Portugal on Saturday exited its 78-billion-euro international bailout programme, but the government warned that it was no time for euphoria.

Budgetary discipline and austerity policies remain the mantra for the country which has seen severe pay, pension and job cuts in the three years under IMF and EU supervision.

Government spokesman Luis Marques Guedes said: “The time for euphoria has yet to come. We must maintain rigour to avoid falling back into the errors of the past.”

Hit full force three years ago by the debt crisis that had already forced Greece and then Ireland to seek international aid, Portugal suddenly found itself unable to afford the soaring borrowing costs it was being charged by financial markets.

On the brink of financial collapse, the eurozone country grabbed a financial lifeline in the form of a 78-billion-euro ($107 billion) loan. The string attached was its agreement to enact unprecedented austerity measures, including slashing public sector salaries and pensions while raising taxes by 30 percent.

“Portugal has managed to overcome one of the worst crises of its recent history, but there remains much to be done. Budgetary discipline will be one of our daily responsibilities,” said Prime Minister Pedro Passos Coelho.

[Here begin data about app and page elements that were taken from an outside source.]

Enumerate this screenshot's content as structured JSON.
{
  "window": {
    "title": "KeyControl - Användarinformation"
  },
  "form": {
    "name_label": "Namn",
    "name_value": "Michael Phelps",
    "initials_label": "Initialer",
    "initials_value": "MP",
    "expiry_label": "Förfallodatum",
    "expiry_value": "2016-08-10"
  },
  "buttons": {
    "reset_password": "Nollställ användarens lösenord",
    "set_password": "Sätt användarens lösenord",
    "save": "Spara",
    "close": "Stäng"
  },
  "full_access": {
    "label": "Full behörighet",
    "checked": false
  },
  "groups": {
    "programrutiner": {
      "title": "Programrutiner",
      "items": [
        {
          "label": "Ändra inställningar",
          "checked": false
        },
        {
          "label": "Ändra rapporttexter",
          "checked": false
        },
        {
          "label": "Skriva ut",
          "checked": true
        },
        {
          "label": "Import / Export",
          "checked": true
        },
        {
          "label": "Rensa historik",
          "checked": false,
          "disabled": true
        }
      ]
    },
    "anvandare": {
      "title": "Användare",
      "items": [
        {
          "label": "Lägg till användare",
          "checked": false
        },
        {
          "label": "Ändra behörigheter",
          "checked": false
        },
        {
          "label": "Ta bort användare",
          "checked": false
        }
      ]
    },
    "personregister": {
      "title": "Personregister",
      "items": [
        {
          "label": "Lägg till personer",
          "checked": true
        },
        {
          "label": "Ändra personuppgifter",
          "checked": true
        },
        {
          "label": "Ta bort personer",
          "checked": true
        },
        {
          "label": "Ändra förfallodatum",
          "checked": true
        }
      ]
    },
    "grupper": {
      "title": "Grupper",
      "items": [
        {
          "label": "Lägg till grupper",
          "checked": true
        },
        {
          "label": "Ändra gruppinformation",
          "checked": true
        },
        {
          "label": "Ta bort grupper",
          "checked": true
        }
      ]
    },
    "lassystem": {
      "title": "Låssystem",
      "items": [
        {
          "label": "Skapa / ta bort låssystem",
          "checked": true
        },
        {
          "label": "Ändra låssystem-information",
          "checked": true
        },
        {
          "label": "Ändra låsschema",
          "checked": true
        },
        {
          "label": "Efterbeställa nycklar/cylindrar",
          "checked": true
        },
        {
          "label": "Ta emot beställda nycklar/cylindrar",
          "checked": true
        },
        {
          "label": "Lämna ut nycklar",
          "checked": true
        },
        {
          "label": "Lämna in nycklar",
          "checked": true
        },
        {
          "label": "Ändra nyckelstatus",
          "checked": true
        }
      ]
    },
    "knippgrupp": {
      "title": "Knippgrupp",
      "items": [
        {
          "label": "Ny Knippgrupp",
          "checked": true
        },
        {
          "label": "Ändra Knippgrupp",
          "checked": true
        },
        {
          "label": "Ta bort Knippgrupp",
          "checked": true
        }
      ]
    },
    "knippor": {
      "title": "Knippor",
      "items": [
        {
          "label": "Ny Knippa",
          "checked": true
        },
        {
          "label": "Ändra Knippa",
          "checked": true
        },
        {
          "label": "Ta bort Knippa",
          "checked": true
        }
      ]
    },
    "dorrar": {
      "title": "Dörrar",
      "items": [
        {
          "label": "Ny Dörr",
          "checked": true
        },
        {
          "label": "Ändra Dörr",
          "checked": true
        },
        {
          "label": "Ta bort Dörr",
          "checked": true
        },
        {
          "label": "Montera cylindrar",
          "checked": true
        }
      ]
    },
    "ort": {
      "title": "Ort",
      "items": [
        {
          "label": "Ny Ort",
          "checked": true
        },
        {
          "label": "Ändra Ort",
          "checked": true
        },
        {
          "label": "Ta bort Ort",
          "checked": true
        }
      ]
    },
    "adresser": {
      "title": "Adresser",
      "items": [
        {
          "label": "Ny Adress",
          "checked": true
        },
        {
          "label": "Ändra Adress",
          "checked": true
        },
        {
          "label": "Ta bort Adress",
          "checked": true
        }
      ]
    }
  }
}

The economy remains fragile, contracting a 0.7 percent in the first quarter, sending alarm bells ringing.

While public deficit has been halved to 4.9 percent since the bailout began, Portugal’s overall debt continues to balloon, reaching 129 percent of output from 94 percent.

Sending a signal of its determination to press on with austerity, the Portuguese government issued a document called “the road to growth” on Saturday which outlines further plans to cut public spending.

Coelho’s government won praise from its creditors for having doggedly followed the austerity receipt, facing down massive protests.

It has also opted to exit the bailout programme without requesting the financial safety net of a precautionary line of credit, like Ireland — the first eurozone country to exit its rescue programme.